── Stored data
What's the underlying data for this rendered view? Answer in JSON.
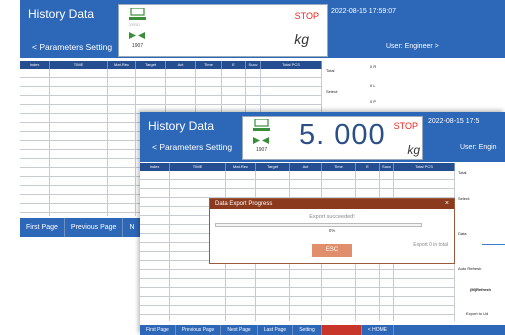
{
  "back_window": {
    "title": "History Data",
    "subnav": "< Parameters Setting",
    "status": "STOP",
    "unit": "kg",
    "tare": "1907",
    "zero_label": "ZERO",
    "datetime": "2022-08-15 17:59:07",
    "user": "User: Engineer >",
    "columns": [
      "Index",
      "TIME",
      "Mat.Rec",
      "Target",
      "Act",
      "Time",
      "E",
      "Succ",
      "Total PCS"
    ],
    "right_labels": {
      "total": "Total",
      "select": "Select:",
      "r1": "0 R",
      "r2": "0 L",
      "r3": "0 P",
      "r4": "0 L"
    },
    "bottom_nav": [
      "First Page",
      "Previous Page",
      "N"
    ]
  },
  "front_window": {
    "title": "History Data",
    "subnav": "< Parameters Setting",
    "weight": "5. 000",
    "status": "STOP",
    "unit": "kg",
    "tare": "1907",
    "datetime": "2022-08-15 17:5",
    "user": "User: Engin",
    "columns": [
      "Index",
      "TIME",
      "Mat.Rec",
      "Target",
      "Act",
      "Time",
      "E",
      "Succ",
      "Total PCS"
    ],
    "right_labels": {
      "total": "Total",
      "select": "Select:",
      "data": "Data",
      "auto_refresh": "Auto Refresh",
      "manual_refresh": "(M)Refresh",
      "export": "Export to Ud"
    },
    "bottom_nav": [
      "First Page",
      "Previous Page",
      "Next Page",
      "Last Page",
      "Setting",
      "",
      "< HOME"
    ]
  },
  "dialog": {
    "title": "Data Export Progress",
    "close": "×",
    "message": "Export succeeded!",
    "percent": "0%",
    "progress": 0,
    "count": "Export 0 in total",
    "esc_label": "ESC"
  }
}
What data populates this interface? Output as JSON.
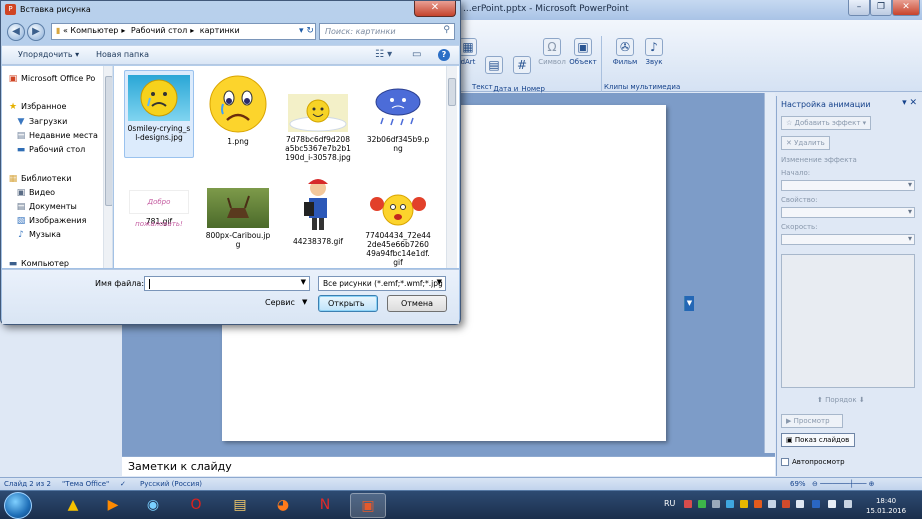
{
  "ppt": {
    "title": "...erPoint.pptx - Microsoft PowerPoint",
    "ribbon": {
      "buttons": [
        {
          "label": "dArt"
        },
        {
          "label": "Дата и\nвремя"
        },
        {
          "label": "Номер\nслайда"
        },
        {
          "label": "Символ"
        },
        {
          "label": "Объект"
        },
        {
          "label": "Фильм"
        },
        {
          "label": "Звук"
        }
      ],
      "group_text": "Текст",
      "group_media": "Клипы мультимедиа"
    },
    "notes_placeholder": "Заметки к слайду",
    "anim_pane": {
      "title": "Настройка анимации",
      "add_effect": "Добавить эффект",
      "remove": "Удалить",
      "change_effect": "Изменение эффекта",
      "start_label": "Начало:",
      "property_label": "Свойство:",
      "speed_label": "Скорость:",
      "order_label": "Порядок",
      "preview": "Просмотр",
      "slideshow": "Показ слайдов",
      "autopreview": "Автопросмотр"
    },
    "status": {
      "slide": "Слайд 2 из 2",
      "theme": "\"Тема Office\"",
      "language": "Русский (Россия)",
      "zoom": "69%"
    }
  },
  "taskbar": {
    "lang": "RU",
    "time": "18:40",
    "date": "15.01.2016"
  },
  "dialog": {
    "title": "Вставка рисунка",
    "address": {
      "prefix": "«",
      "segments": [
        "Компьютер",
        "Рабочий стол",
        "картинки"
      ]
    },
    "search_placeholder": "Поиск: картинки",
    "organize": "Упорядочить",
    "new_folder": "Новая папка",
    "nav": {
      "top_item": "Microsoft Office Po",
      "favorites": "Избранное",
      "downloads": "Загрузки",
      "recent": "Недавние места",
      "desktop": "Рабочий стол",
      "libraries": "Библиотеки",
      "video": "Видео",
      "documents": "Документы",
      "images": "Изображения",
      "music": "Музыка",
      "computer": "Компьютер"
    },
    "files": [
      {
        "name": "0smiley-crying_sl-designs.jpg"
      },
      {
        "name": "1.png"
      },
      {
        "name": "7d78bc6df9d208a5bc5367e7b2b1190d_i-30578.jpg"
      },
      {
        "name": "32b06df345b9.png"
      },
      {
        "name": "781.gif",
        "thumb_text": "Добро пожаловать!"
      },
      {
        "name": "800px-Caribou.jpg"
      },
      {
        "name": "44238378.gif"
      },
      {
        "name": "77404434_72e442de45e66b726049a94fbc14e1df.gif"
      }
    ],
    "filename_label": "Имя файла:",
    "filename_value": "",
    "filter": "Все рисунки (*.emf;*.wmf;*.jpg",
    "service": "Сервис",
    "open": "Открыть",
    "cancel": "Отмена"
  }
}
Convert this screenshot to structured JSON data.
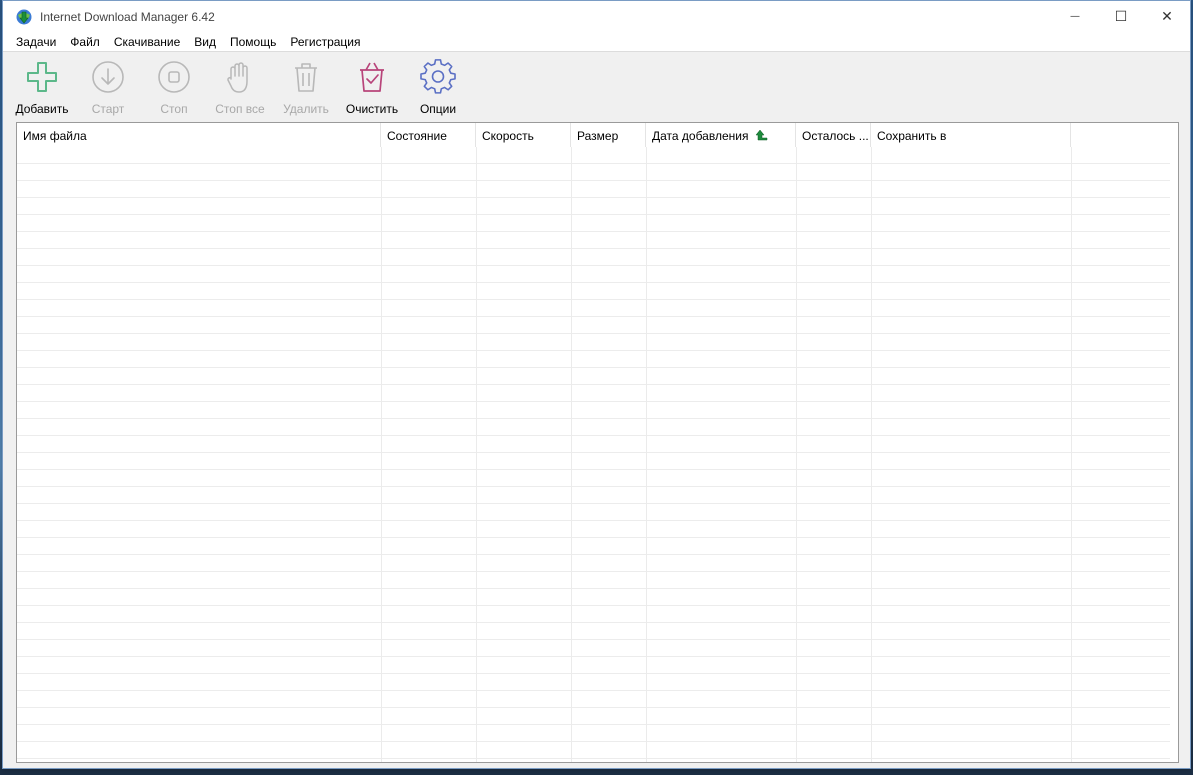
{
  "window": {
    "title": "Internet Download Manager 6.42",
    "controls": {
      "minimize": "—",
      "maximize": "☐",
      "close": "✕"
    }
  },
  "menu": [
    "Задачи",
    "Файл",
    "Скачивание",
    "Вид",
    "Помощь",
    "Регистрация"
  ],
  "toolbar": [
    {
      "label": "Добавить",
      "icon": "add-icon",
      "enabled": true
    },
    {
      "label": "Старт",
      "icon": "start-download-icon",
      "enabled": false
    },
    {
      "label": "Стоп",
      "icon": "stop-icon",
      "enabled": false
    },
    {
      "label": "Стоп все",
      "icon": "stop-all-hand-icon",
      "enabled": false
    },
    {
      "label": "Удалить",
      "icon": "trash-icon",
      "enabled": false
    },
    {
      "label": "Очистить",
      "icon": "clear-basket-icon",
      "enabled": true
    },
    {
      "label": "Опции",
      "icon": "gear-icon",
      "enabled": true
    }
  ],
  "columns": [
    "Имя файла",
    "Состояние",
    "Скорость",
    "Размер",
    "Дата добавления",
    "Осталось ...",
    "Сохранить в"
  ],
  "sort": {
    "column": "Дата добавления",
    "direction": "ascending",
    "icon": "sort-up-arrow-icon"
  },
  "colors": {
    "add": "#5cb88a",
    "clear": "#b8447a",
    "options": "#5a6fc4",
    "disabled": "#b8b8b8"
  }
}
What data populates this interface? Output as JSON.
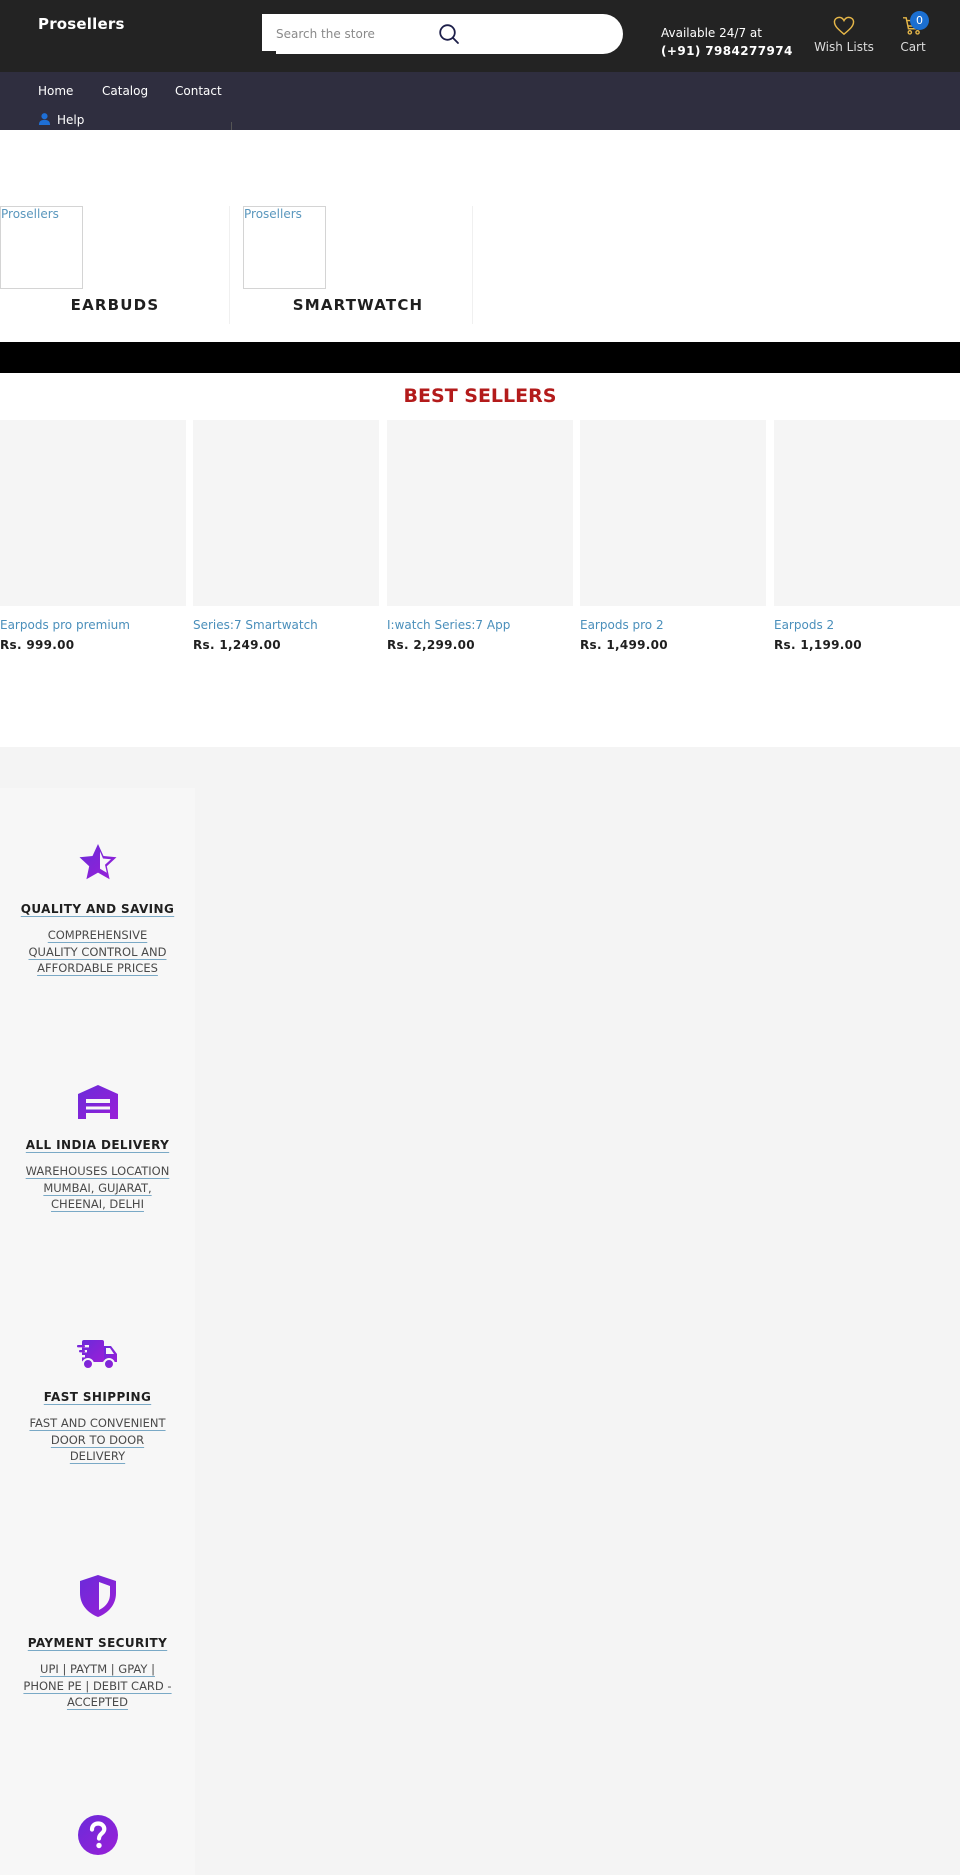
{
  "header": {
    "logo": "Prosellers",
    "search_placeholder": "Search the store",
    "availability_label": "Available 24/7 at",
    "phone": "(+91) 7984277974",
    "wishlist_label": "Wish Lists",
    "cart_label": "Cart",
    "cart_count": "0",
    "icon_accent": "#e5b648",
    "badge_color": "#1b6fd1"
  },
  "nav": {
    "items": [
      {
        "label": "Home"
      },
      {
        "label": "Catalog"
      },
      {
        "label": "Contact"
      }
    ],
    "help_label": "Help"
  },
  "categories": [
    {
      "image_alt": "Prosellers",
      "title": "EARBUDS"
    },
    {
      "image_alt": "Prosellers",
      "title": "SMARTWATCH"
    }
  ],
  "best_sellers": {
    "title": "BEST SELLERS",
    "title_color": "#b31b1b",
    "products": [
      {
        "name": "Earpods pro premium",
        "price": "Rs. 999.00"
      },
      {
        "name": "Series:7 Smartwatch",
        "price": "Rs. 1,249.00"
      },
      {
        "name": "I:watch Series:7 App",
        "price": "Rs. 2,299.00"
      },
      {
        "name": "Earpods pro 2",
        "price": "Rs. 1,499.00"
      },
      {
        "name": "Earpods 2",
        "price": "Rs. 1,199.00"
      }
    ]
  },
  "features": {
    "icon_color": "#7b22d6",
    "items": [
      {
        "icon": "star-half-icon",
        "title": "QUALITY AND SAVING",
        "description": "COMPREHENSIVE QUALITY CONTROL AND AFFORDABLE PRICES"
      },
      {
        "icon": "warehouse-icon",
        "title": "ALL INDIA DELIVERY",
        "description": "WAREHOUSES LOCATION MUMBAI, GUJARAT, CHEENAI, DELHI"
      },
      {
        "icon": "truck-fast-icon",
        "title": "FAST SHIPPING",
        "description": "FAST AND CONVENIENT DOOR TO DOOR DELIVERY"
      },
      {
        "icon": "shield-icon",
        "title": "PAYMENT SECURITY",
        "description": "UPI | PAYTM | GPAY | PHONE PE | DEBIT CARD - ACCEPTED"
      },
      {
        "icon": "question-circle-icon"
      }
    ]
  }
}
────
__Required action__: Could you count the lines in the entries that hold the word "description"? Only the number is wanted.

__Reply__: 4